Not every type of greenery in an urban environment has the same positive effect on people. One large tree with a robust crown has more impact than ten young trees. That is the conclusion of a large-scale study by KU Leuven that was published today in the influential journal Environmental Health Perspectives.
In brief: It's a very promising world first! Scientists at University of Louvain (UCLouvain) have managed to identify the key that allows the Covid virus to attack cells Better still, they have also managed to close the lock to block the virus and prevent its interaction with the cell, in other words, to prevent infection This discovery raises a huge hope : that of developing an antiviral, in the form of an aerosol , which would help to eradicat
Antibiotics are commonly used to treat infections and ensure the safety of surgical procedures.

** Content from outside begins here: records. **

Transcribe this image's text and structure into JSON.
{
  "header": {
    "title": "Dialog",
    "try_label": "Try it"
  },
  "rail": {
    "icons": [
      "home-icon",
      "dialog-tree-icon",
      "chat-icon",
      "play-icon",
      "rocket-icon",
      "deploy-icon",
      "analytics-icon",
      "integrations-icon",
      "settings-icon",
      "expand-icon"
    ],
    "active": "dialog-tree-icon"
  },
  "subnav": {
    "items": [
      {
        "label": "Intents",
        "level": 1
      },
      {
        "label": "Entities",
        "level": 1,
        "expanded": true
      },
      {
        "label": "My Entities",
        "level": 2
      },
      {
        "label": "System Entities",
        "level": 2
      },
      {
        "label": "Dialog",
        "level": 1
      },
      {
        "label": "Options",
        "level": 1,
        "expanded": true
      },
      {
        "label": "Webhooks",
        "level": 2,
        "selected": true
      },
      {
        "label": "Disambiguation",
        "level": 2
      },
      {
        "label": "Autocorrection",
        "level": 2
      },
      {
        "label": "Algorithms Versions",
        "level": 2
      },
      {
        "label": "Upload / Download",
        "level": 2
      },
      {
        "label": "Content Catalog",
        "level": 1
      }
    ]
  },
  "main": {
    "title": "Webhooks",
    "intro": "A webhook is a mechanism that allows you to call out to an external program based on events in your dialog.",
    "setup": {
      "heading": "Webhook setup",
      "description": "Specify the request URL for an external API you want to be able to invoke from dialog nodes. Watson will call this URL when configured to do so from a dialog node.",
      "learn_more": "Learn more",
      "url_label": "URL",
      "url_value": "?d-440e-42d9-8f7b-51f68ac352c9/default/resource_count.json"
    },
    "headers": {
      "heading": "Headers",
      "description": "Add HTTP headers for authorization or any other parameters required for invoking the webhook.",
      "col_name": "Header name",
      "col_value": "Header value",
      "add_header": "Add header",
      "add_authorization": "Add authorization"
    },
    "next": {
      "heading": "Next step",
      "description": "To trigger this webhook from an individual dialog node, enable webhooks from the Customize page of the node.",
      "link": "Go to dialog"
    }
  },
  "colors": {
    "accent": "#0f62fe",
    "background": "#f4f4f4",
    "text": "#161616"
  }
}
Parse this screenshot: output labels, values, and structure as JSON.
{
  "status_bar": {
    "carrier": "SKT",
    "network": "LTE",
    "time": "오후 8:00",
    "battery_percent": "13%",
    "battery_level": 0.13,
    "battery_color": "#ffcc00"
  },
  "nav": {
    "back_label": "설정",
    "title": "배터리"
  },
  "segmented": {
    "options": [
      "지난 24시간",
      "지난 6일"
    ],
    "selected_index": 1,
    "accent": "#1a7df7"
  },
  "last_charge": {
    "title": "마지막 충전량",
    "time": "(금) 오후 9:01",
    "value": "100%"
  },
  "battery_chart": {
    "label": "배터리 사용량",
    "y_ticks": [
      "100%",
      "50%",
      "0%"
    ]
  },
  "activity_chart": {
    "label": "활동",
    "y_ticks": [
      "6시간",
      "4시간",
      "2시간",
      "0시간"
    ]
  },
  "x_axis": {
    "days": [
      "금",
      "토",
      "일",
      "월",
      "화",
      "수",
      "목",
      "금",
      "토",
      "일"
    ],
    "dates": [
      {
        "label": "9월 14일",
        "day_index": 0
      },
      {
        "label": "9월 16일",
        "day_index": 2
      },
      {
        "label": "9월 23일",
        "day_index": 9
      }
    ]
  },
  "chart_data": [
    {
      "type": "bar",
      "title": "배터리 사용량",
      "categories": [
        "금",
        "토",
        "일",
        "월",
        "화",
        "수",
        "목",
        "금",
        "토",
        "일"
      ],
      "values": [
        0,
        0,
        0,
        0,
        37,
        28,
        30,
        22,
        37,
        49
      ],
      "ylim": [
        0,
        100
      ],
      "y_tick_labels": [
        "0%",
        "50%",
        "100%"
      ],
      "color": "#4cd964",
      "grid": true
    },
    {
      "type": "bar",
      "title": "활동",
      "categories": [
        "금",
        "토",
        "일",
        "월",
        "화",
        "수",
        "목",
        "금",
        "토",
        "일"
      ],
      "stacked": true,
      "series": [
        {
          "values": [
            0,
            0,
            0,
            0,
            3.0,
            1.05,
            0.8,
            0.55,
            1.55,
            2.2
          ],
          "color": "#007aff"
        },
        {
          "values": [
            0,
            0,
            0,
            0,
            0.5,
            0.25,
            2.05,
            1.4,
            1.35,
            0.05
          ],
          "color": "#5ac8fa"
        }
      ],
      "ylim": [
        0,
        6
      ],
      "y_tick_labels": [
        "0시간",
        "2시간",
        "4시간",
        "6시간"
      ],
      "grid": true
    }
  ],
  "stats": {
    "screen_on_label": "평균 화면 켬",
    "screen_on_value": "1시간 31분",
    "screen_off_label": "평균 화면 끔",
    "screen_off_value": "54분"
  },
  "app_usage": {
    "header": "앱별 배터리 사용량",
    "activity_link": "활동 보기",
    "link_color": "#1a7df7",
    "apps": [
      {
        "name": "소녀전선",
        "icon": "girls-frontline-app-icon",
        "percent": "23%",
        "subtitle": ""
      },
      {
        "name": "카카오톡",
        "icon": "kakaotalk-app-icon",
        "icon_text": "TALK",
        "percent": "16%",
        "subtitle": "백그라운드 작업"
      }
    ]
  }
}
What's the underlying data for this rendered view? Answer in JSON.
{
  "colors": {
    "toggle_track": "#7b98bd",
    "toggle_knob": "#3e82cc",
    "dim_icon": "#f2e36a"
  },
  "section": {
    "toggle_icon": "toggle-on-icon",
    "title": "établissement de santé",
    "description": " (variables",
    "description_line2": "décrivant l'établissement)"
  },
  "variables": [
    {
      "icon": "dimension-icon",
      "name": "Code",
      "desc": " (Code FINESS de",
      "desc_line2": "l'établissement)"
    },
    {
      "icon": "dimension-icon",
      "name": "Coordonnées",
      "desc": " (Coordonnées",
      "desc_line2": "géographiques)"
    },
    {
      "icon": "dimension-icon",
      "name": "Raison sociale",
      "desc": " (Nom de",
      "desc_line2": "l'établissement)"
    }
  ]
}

However, their overuse has led to the emergence and spread of resistant bacteria, resulting in an -arms race- whereby ever more potent drugs are becoming a necessity.
All-Luxembourg study helps to anticipate a personal COVID-19 health trajectory From the start of the COVID-19 pandemic, the majority of published studies have focused on severe COVID-19 patients in order to understand the causes of critical illness. However, it is equally, if not more important to understand the protective immune factors in our body.
To this day, cavities and damage to enamel are repaired by dentists with the help of synthetic filling materials. There is no natural alternative to this. A new 3D model with human dental stem cells could change this in the future. The results of the research led by KU Leuven Professor Hugo Vankelecom and Professors Annelies Bronckaers and Ivo Lambrichts from UHasselt have been published in Cellular and Molecular Life Sciences .
Vrije Universiteit Brussel establishes Caroline Pauwels Academy of Critical Thinking
Vrije Universiteit Brussel Academic Opening: 'Science as a Public Good'
RHEA Luxembourg leads international partnership with ESA on QKD
VUB professor Elvira Haezendonck elected president IAME
VUB continues to grow: popularity of languages and sciences on the rise
EIC Pathfinder grant for research in AI-driven data visualisation
VUB Academic Opening: Science as a Public Good
Ghent University and VIB open new research building with unique BioSafety Level 3 facility for airborne pathogens
Sibel Ügdüler wins the Eos Pipet 2022
KU Leuven spin-off AstriVax raises ¤30 million to build vaccine platform